Thailand Attractions

Three Lesser Known Attractions In Thailand

Welcoming almost 27 million travelers in a year, Thailand is one of the most popular travel destinations in the world, let alone Asia.

They come for the flawless white sand beaches, with shimmering waters that glow in varying effervescent shades of blue and green.

They come for the food, which thrills and surprises with complex textures and flavors.

They come for spirituality to see temples that are completely different from any religious structures that we have at home, which inform a philosophy and a way of life that inspires most that come into contact with it.

Holidays in Thailand - Floating Lantern Festival

While all of these things are typically encountered during a visit to Thailand, many on a return visit fall into the trap of repeating their previous trips to the letter in search of the same excitement they felt the first time they visited the Land of Smiles. Sadly, this often ends in boredom and frustration, leading an existential crisis where they float the crazy theory that there’s nothing worthwhile left to experience in Thailand.

Thankfully, there are many attractions that fly under the radar in this sizable nation, so if the thought of lying on the same beach, doing the same activities, and visiting the same places are filling your head with dread, know that with a little effort, you can have unique experiences in this fabulous country after you have visited all the major destinations and attractions that can be found here.

1) Tiger Cave Temple, near Krabi

While most tourists that visit the Krabi area will be more than happy to confine themselves to Railay or Ao Nang the whole time, getting away from the coast for a part of your stay will allow you to discover places like Krabi Town, a quiet settlement alongside a river studded with karsts, which has an excellent food market at night, and a slow pace of life that will have you under its spell in no time flat!

Just outside of town though is a shiny wat that sits atop of those previously mentioned spires of limestone.
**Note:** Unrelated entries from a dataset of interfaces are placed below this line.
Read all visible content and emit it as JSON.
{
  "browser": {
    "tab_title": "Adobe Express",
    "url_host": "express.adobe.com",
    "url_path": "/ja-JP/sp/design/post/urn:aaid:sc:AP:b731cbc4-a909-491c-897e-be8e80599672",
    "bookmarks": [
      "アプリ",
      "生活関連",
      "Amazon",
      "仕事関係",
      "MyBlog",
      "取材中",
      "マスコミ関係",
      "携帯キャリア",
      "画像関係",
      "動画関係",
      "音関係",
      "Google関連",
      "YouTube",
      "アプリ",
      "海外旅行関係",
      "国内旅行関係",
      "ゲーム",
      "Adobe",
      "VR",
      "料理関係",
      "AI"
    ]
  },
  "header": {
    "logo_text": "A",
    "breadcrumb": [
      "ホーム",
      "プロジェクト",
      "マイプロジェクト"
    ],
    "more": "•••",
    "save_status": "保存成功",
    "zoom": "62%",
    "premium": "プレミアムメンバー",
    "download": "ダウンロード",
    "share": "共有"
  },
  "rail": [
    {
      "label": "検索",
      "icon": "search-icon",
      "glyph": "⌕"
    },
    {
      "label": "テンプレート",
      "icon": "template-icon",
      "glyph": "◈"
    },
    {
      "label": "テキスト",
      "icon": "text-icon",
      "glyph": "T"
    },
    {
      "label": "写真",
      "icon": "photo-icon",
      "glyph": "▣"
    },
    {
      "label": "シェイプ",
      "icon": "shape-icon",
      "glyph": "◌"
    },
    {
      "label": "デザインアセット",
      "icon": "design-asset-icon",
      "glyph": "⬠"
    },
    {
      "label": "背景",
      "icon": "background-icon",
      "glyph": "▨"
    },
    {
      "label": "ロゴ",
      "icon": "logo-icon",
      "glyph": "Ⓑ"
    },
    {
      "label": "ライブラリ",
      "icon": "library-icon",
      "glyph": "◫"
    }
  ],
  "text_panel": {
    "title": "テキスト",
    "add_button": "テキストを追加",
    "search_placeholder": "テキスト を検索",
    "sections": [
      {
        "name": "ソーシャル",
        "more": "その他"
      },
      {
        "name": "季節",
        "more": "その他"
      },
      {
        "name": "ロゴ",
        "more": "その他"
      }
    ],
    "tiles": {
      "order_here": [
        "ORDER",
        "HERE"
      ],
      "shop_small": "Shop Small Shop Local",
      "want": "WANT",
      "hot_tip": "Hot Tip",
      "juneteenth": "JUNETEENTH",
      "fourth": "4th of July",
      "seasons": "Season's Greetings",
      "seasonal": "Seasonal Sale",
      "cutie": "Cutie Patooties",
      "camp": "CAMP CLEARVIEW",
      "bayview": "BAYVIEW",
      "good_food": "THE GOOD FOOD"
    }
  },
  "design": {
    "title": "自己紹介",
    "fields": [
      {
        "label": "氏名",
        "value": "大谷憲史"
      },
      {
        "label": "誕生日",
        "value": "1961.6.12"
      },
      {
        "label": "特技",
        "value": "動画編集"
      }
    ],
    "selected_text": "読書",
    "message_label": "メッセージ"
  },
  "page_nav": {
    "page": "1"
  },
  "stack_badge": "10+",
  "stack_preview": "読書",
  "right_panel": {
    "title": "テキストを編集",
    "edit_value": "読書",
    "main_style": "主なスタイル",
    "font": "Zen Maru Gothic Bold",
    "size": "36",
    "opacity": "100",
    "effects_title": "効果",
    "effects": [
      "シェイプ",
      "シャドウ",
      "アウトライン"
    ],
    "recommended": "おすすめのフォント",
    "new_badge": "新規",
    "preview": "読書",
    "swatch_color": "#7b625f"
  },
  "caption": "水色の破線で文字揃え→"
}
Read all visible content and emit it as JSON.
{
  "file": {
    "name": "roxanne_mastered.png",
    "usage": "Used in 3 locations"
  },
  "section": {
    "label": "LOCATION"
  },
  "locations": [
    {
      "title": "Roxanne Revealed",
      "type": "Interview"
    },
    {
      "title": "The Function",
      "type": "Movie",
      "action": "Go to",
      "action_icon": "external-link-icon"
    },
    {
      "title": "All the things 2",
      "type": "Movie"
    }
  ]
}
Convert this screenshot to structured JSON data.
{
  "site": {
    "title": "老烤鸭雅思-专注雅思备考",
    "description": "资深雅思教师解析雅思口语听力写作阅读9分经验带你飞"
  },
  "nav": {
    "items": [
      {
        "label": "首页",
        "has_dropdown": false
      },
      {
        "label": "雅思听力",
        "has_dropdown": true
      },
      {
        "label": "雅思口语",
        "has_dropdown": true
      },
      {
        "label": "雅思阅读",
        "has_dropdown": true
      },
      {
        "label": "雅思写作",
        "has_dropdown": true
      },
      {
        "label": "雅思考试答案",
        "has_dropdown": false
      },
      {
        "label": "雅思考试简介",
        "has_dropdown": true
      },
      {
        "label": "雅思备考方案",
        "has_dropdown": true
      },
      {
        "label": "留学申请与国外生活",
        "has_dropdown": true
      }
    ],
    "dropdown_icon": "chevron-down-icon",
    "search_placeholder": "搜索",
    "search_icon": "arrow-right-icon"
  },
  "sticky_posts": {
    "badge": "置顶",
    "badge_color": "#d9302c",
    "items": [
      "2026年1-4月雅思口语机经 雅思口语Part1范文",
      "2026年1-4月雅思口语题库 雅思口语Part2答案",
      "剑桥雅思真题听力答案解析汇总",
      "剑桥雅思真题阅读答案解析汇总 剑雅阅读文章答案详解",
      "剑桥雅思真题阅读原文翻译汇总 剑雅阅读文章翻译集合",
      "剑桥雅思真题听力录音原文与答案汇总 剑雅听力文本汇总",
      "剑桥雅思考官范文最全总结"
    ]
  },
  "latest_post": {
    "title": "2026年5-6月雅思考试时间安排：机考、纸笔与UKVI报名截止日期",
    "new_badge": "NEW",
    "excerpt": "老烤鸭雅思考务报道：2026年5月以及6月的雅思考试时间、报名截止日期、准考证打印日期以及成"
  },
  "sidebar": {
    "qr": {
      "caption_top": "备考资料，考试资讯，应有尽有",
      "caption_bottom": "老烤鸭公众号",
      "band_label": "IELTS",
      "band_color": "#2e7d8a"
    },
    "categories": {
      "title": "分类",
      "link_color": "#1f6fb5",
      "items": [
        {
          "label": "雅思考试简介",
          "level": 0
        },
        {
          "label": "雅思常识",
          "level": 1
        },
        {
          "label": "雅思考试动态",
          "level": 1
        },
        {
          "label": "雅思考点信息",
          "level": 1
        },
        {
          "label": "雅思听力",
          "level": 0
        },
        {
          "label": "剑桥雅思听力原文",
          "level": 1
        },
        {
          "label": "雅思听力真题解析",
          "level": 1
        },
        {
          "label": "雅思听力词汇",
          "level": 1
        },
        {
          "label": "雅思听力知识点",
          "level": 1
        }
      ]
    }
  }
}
After taking a tuk-tuk ride out to the base of the Tiger Cave Temple, ascend the 1,237 steps to the top, where the view steals the show, but for culture fans, it is also enhanced by the presence of a humble yet stunning Buddhist Temple where a tiger once prowled (hence the name).

2) Pai Canyon, near Pai

If your original visit to this sleepy mountain town north of Chiang Mai lasted the couple of days it took to visit the bamboo bar by the river and experience its unique eateries and shops, you missed a lot of what gives this corner of Thailand its appeal. This time, rent a scooter, and explore the surrounding valley, as there are many vistas and attractions to be found throughout this lengthy gap in the foothills of the Himalayas.

One Thailand attraction that the sure of foot should make a point of visiting is Pai Canyon, a narrow series of ridges that plunges more than 50 feet on each side, but has plenty of vantage points for excellent photos, particularly in the height of the dry season.

3) Wat Larn Kuad (Beer Bottle Temple), near Sisaket

If you’re seeking to leave behind all of the stereotypical tourist destinations of Thailand behind to get out onto the beaten track, then traveling to Issan in the countries’ northeast will easily achieve that goal. While the fact that being amidst local Thais who rarely see a foreigner will fill your days with curious encounters, it doesn’t hurt to have some sights to check out along the way.

One of the quirkiest of these is Wat Larn Kuad (aka the Beer Bottle Temple), which can be found outside the provincial town of Sisaket near the Cambodian border. Constructed wholly of Heineken and Chang bottles, this monument to recycling even boasts washrooms and a crematorium that uses beer bottles to form their interiors, a feat that goes to show the breadth of Thai ingenuity and creativity.